But contrary to conventional wisdom, the gauges aren't required only to be accurate at empty. FAR 23.1227 (b) (Powerplant instruments installation) states, "There must be a means to indicate to the flight crew members the quantity of usable fuel in each tank during flight." In other words, if the fuel gauges are functioning properly they should give an indication of the fuel remaining throughout a flight, not just when the tanks are down to unusable fuel.

Nevertheless, it's probably better that students learn not to trust the gauges but to determine for themselves whether there's sufficient fuel in the tanks to complete the flight with sufficient reserves. Visually checking the fuel amount is relatively simple on a low-wing airplane, but requires a bit more effort when the wings act as shade providers. My Cessna 150 had foot rests on the strut to make it relatively easy to peer into the fuel tanks; my Cardinal has no struts, so I carry a small aluminum stepstool to let me eyeball the tanks.

Looking in, it can be easy to tell if a tank is full. But if you haven't topped it off you'll need some sort of calibrated dipstick to determine how much go gas is really resident in the tank. Sporty's and other pilot supply shops sell aircraft-model-specific calibrated fuel gauges as well as generic gauges that can be calibrated for any fuel tank.
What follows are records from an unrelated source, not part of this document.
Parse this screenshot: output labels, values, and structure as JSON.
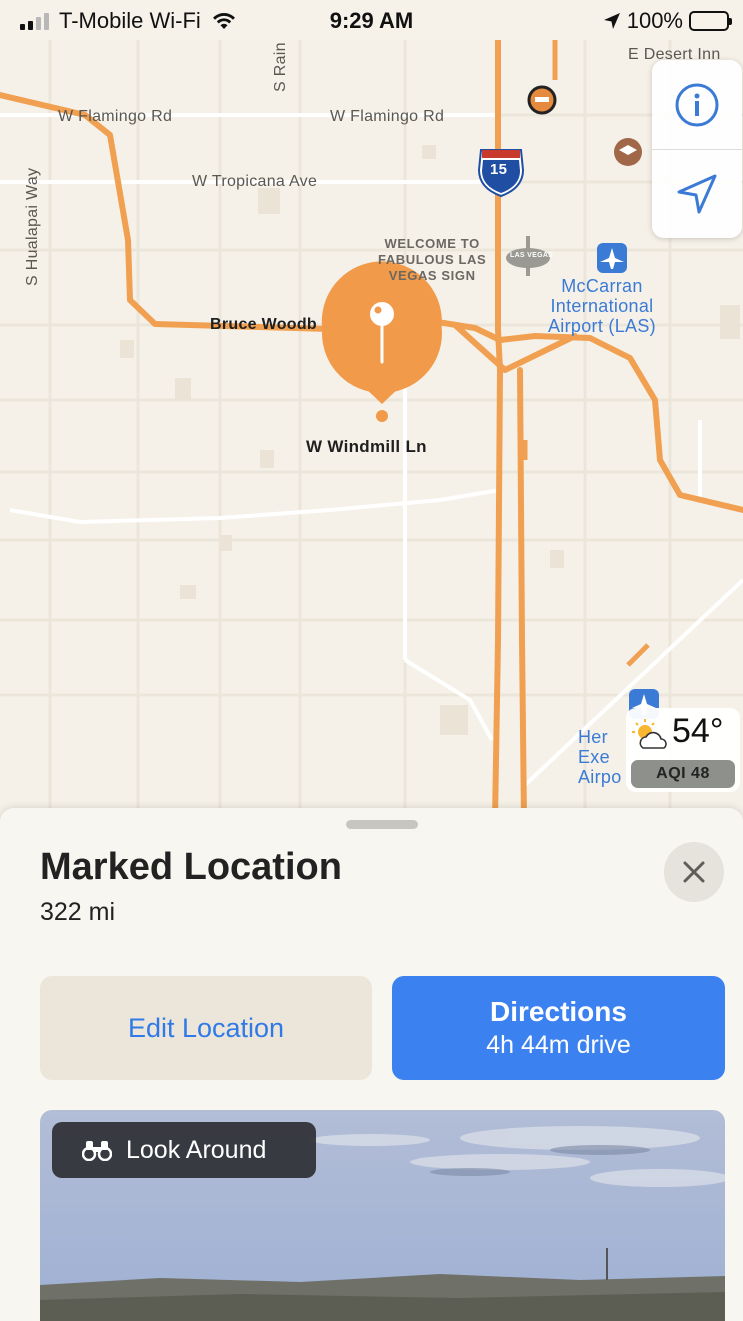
{
  "status_bar": {
    "carrier": "T-Mobile Wi-Fi",
    "time": "9:29 AM",
    "battery": "100%"
  },
  "map": {
    "labels": {
      "e_desert_inn": "E Desert Inn",
      "s_rainbow": "S Rain",
      "w_flamingo_1": "W Flamingo Rd",
      "w_flamingo_2": "W Flamingo Rd",
      "w_tropicana": "W Tropicana Ave",
      "s_hualapai": "S Hualapai Way",
      "bruce_woodbury": "Bruce Woodb",
      "welcome_sign": "WELCOME TO\nFABULOUS LAS\nVEGAS SIGN",
      "mccarran": "McCarran\nInternational\nAirport (LAS)",
      "pin_street": "W Windmill Ln",
      "henderson": "Her\nExe\nAirpo",
      "interstate": "15",
      "vegas_sign_text": "LAS VEGAS"
    },
    "controls": {
      "info": "info-icon",
      "locate": "location-arrow-icon"
    },
    "weather": {
      "temp": "54°",
      "aqi": "AQI 48"
    },
    "colors": {
      "highway": "#f0a050",
      "pin": "#f19a4a",
      "land": "#f5f1e8",
      "road": "#e9e3d7"
    }
  },
  "sheet": {
    "title": "Marked Location",
    "distance": "322 mi",
    "edit_label": "Edit Location",
    "directions_label": "Directions",
    "directions_sub": "4h 44m drive",
    "look_around_label": "Look Around"
  }
}
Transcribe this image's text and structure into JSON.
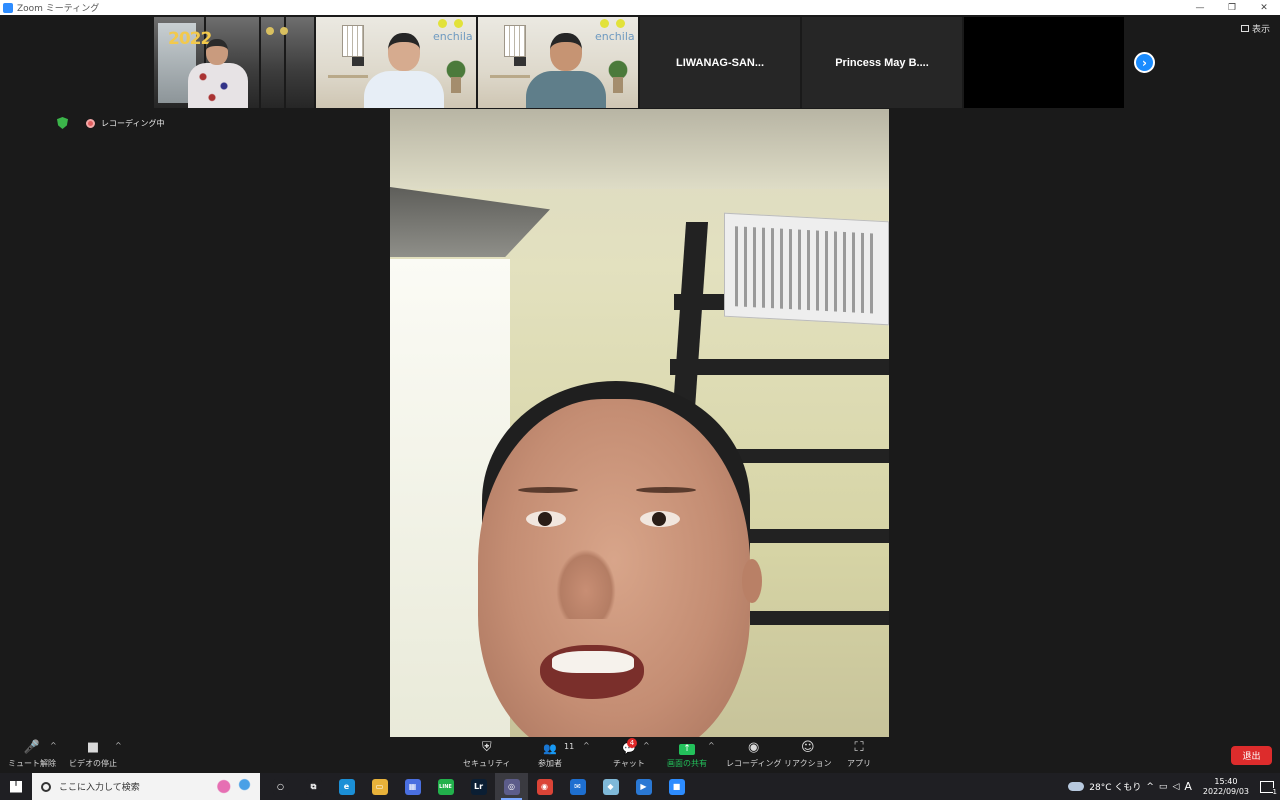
{
  "window": {
    "title": "Zoom ミーティング",
    "controls": [
      "—",
      "❐",
      "✕"
    ]
  },
  "filmstrip": {
    "tiles": [
      {
        "kind": "video",
        "overlay_text": "2022"
      },
      {
        "kind": "video",
        "overlay_text": "enchila"
      },
      {
        "kind": "video",
        "overlay_text": "enchila"
      },
      {
        "kind": "name",
        "name": "LIWANAG-SAN..."
      },
      {
        "kind": "name",
        "name": "Princess  May  B...."
      },
      {
        "kind": "blank"
      }
    ],
    "next_icon": "›"
  },
  "view_toggle": {
    "label": "表示",
    "icon": "grid-icon"
  },
  "recording": {
    "label": "レコーディング中",
    "encryption_icon": "shield-icon"
  },
  "toolbar": {
    "mute": {
      "label": "ミュート解除",
      "icon": "🎤"
    },
    "video": {
      "label": "ビデオの停止",
      "icon": "■"
    },
    "security": {
      "label": "セキュリティ",
      "icon": "⛨"
    },
    "participants": {
      "label": "参加者",
      "count": "11",
      "icon": "👥"
    },
    "chat": {
      "label": "チャット",
      "badge": "4",
      "icon": "💬"
    },
    "share": {
      "label": "画面の共有",
      "icon": "↑"
    },
    "record": {
      "label": "レコーディング",
      "icon": "◉"
    },
    "reactions": {
      "label": "リアクション",
      "icon": "☺"
    },
    "apps": {
      "label": "アプリ",
      "icon": "⛶"
    },
    "caret": "^",
    "leave": {
      "label": "退出"
    }
  },
  "colors": {
    "accent_blue": "#1a8cff",
    "share_green": "#23c15b",
    "leave_red": "#dd2c2c",
    "recording_shield": "#3bb54a"
  },
  "taskbar": {
    "search_placeholder": "ここに入力して検索",
    "apps": [
      {
        "name": "cortana-icon",
        "glyph": "○",
        "color": "#1f1f23"
      },
      {
        "name": "task-view-icon",
        "glyph": "⧉",
        "color": "#1f1f23"
      },
      {
        "name": "edge-icon",
        "glyph": "e",
        "color": "#1b8fd6"
      },
      {
        "name": "file-explorer-icon",
        "glyph": "▭",
        "color": "#e8b23a"
      },
      {
        "name": "store-icon",
        "glyph": "▦",
        "color": "#4a6fe0"
      },
      {
        "name": "line-icon",
        "glyph": "LINE",
        "color": "#22b14c"
      },
      {
        "name": "lightroom-icon",
        "glyph": "Lr",
        "color": "#0b1e33"
      },
      {
        "name": "obs-icon",
        "glyph": "◎",
        "color": "#5c5c8a"
      },
      {
        "name": "chrome-icon",
        "glyph": "◉",
        "color": "#db4437"
      },
      {
        "name": "mail-icon",
        "glyph": "✉",
        "color": "#1e6fd0"
      },
      {
        "name": "notes-icon",
        "glyph": "◆",
        "color": "#7fb9d9"
      },
      {
        "name": "video-editor-icon",
        "glyph": "▶",
        "color": "#2a78d4"
      },
      {
        "name": "zoom-icon",
        "glyph": "■",
        "color": "#2d8cff"
      }
    ],
    "weather": "28°C  くもり",
    "ime": "A",
    "time": "15:40",
    "date": "2022/09/03",
    "notification_count": "1"
  }
}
Knowing how much fuel feeds your engine by time -- not distance -- is important in order to keep track of the fuel remaining.

Fuel totalizers that meter the flow of fuel from the tanks to the engine have the potential to be very accurate in presenting the fuel being used and the fuel remaining. Unfortunately, their accuracy in terms of fuel remaining is dependent on the pilot accurately updating the fuel quantity when the tanks are topped.

The fuel requirements for VFR flights, detailed in FAR 91.151, have to be considered a bare minimum. The official rule says that no person may begin a flight in an airplane under VFR conditions unless (considering wind and forecast weather conditions) there is enough fuel to fly to the first point of intended landing and, assuming normal cruising speed, during the day to fly after that for at least 30 minutes; or at night to fly for at least 45 minutes.

For IFR operations, the rules require enough fuel to reach the first airport of intended landing, to fly from that airport to the alternate airport (if one is required); and to fly after that for 45 minutes at normal cruising speed.

If pilots were good about continually assessing and updating the status of their flight -- and fuel reserves -- the requirements might be reasonable, but pilots aren't always good about changing their minds after a flight is underway. They'll bull ahead even when it becomes prudent -- and obvious -- that things aren't working out the way the flight plan had predicted.

There are ways to conserve fuel. George Braly of GAMI (General Aviation Modifications, Inc.), which makes balanced fuel injectors, presents a compelling argument for the efficacy of operating engines lean of peak, even if specific range suffers from a decrease in airspeed. Certainly proper leaning, whether lean or rich of peak, is important and will conserve fuel.

Selecting an altitude with more favorable winds is another way to stretch your fuel. Some of the in-cockpit weather programs display the winds aloft at different altitudes, and controllers will often approve a request for a change in altitude. But you'll have to be proactive and ask. If your flight is westward it will likely be against headwinds that will often be less robust at lower altitudes. If your schedule allows, the winds also tend to be less vigorous early in the morning or late in the afternoon.

If your flight permits, you can take a page from the glider pilot's manual and fly along the upwind side of ridges that parallel your course. You can also save by negotiating a gradual descent to your destination rather than staying high and diving.

Running out of fuel is, at the least, embarrassing, and at the worst, fatal. Get in the habit of constantly -- and frequently -- recomputing your reserves during a flight. Establish a "hard" minimum time remaining at which you'll make a precautionary fuel stop. Whatever you do, don't be fuelish and get caught with your tanks down!